[Working data — start]

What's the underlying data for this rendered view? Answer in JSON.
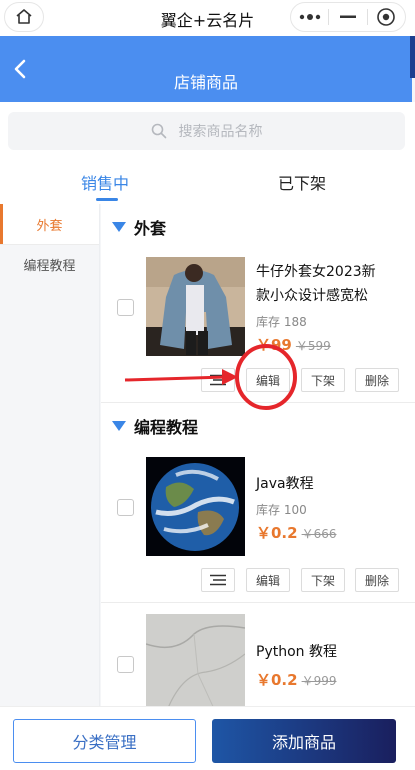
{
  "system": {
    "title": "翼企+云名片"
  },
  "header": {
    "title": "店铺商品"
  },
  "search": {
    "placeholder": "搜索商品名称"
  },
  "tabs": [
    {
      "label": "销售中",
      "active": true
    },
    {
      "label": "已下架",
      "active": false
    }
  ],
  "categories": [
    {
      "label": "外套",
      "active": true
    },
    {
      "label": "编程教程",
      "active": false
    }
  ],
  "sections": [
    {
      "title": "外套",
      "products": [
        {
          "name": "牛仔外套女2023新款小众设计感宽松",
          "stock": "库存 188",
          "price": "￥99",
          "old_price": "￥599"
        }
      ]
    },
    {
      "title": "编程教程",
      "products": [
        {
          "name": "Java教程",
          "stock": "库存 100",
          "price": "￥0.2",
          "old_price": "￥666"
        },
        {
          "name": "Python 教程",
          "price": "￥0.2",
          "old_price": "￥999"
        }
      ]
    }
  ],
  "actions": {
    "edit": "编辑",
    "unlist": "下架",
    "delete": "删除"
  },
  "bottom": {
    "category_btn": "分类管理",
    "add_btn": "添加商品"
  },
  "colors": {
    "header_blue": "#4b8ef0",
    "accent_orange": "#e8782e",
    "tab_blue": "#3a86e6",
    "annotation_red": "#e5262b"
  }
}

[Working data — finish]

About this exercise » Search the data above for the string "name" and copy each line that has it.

Exercise answer »
          "name": "牛仔外套女2023新款小众设计感宽松",
          "name": "Java教程",
          "name": "Python 教程",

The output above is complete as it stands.